In an innovative twist, reggae understand Jimmy Cliff brightens points up via a ray of Jamaihave the right to sunshine, exchanging the doom of lyrics favor “My dreams are all dead and buried” to “My dreams are alive / Even if the sun should explode.” He goes on to “invite you sons of God” to obtain in on his vision, all amidst a bumping, jubilant ragga score. At 68 years-old, Cliff is still the original rude boy, also if he finds himself in Dougal County, Ga.


2. Sharon Van Etten

Van Etten successfully ups the ante and makes “Squidbillies Theme” all her very own. Dreamy, lived-in, and unhurried, the artist taped the version at her home studio in Brooklyn, playing all instruments—guitars, tambourine, drums—herself, including her very own gorgeously layered vocals on top. Taking the time to work out in and really feel the song, Van Etten owns the song in methods few other artists have; this is possibly bereason she sounds both major and also offhanded at once, distilling the show’s absurdity into a finely rendered 30-second clip.


1. Dwight Yoakam
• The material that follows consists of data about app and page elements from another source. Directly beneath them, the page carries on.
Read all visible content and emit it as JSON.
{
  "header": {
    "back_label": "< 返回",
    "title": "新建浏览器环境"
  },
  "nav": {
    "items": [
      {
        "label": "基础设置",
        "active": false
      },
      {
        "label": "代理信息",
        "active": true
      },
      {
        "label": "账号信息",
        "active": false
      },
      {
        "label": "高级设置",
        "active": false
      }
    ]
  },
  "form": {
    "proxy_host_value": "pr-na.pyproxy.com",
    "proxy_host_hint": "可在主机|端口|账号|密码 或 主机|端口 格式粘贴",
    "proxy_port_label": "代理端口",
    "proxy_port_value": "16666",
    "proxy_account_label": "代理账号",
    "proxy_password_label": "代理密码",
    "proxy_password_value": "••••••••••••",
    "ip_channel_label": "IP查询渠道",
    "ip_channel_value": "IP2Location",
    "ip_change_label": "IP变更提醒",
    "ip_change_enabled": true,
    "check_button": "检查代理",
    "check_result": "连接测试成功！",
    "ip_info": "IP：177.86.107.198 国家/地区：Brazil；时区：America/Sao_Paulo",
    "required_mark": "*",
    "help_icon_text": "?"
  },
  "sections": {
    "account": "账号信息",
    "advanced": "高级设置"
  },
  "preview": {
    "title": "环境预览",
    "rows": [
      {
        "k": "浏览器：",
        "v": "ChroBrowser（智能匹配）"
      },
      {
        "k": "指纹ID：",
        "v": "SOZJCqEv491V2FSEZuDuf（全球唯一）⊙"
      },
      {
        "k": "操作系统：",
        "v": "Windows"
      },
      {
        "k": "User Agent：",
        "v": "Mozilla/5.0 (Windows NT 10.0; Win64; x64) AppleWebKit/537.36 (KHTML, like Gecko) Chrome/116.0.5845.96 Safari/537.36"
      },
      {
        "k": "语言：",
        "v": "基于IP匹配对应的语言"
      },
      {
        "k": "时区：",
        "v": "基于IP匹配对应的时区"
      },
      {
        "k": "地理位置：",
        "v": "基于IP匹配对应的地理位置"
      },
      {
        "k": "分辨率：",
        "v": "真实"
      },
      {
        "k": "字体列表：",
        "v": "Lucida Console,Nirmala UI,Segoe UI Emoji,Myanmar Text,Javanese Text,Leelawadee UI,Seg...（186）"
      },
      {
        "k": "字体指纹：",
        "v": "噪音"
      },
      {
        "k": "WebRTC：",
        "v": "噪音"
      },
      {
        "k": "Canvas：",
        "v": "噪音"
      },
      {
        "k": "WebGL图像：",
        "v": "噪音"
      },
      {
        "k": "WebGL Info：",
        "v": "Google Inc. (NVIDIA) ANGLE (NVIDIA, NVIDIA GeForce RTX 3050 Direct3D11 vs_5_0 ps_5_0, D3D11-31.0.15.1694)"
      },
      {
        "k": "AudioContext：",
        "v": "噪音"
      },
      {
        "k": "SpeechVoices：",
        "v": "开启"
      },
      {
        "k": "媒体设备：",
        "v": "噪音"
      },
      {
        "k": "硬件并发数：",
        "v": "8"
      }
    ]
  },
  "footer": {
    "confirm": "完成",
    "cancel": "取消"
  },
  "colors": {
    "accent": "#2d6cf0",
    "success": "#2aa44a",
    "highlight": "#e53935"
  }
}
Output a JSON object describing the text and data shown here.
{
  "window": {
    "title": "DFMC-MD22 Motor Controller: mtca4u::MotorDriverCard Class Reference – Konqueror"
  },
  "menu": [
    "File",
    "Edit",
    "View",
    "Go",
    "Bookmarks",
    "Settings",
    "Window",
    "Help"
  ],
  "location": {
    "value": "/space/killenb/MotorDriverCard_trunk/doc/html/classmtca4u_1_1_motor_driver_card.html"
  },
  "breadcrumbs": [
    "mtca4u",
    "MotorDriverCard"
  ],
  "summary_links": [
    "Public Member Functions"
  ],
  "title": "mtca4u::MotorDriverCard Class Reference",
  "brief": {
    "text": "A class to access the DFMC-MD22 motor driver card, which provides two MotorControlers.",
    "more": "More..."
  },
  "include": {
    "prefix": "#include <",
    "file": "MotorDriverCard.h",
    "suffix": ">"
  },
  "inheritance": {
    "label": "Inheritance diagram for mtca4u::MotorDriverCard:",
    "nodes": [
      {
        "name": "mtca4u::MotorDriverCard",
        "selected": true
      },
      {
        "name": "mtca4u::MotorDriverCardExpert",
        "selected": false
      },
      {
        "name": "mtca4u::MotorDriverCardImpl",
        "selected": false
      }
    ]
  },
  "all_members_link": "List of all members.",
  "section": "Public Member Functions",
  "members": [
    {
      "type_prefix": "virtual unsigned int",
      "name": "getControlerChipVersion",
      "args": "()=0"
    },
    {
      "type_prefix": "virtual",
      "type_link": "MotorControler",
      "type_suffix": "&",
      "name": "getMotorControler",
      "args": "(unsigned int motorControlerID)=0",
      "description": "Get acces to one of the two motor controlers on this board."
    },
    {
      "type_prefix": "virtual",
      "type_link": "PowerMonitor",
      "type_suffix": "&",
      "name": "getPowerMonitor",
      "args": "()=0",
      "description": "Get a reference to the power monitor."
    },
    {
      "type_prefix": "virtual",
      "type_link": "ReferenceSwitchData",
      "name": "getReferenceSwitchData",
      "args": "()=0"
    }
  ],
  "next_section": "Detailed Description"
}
When you tap the reigning king of the Bakersarea sound to provide “Squidbillies Theme” a workover, you either obtain among two things: Dwight Yoakam laughing in your confront, or the best damn cover of the song out tbelow yet. That twang, that yodel, that flinty guitar: this is the song Shaver could have made if he stayed away from drugs, booze, bars, womales, and a lot of of all, Dougal County. Let ‘er blow, Dwight. You give Squidbillies everywhere something to strive for.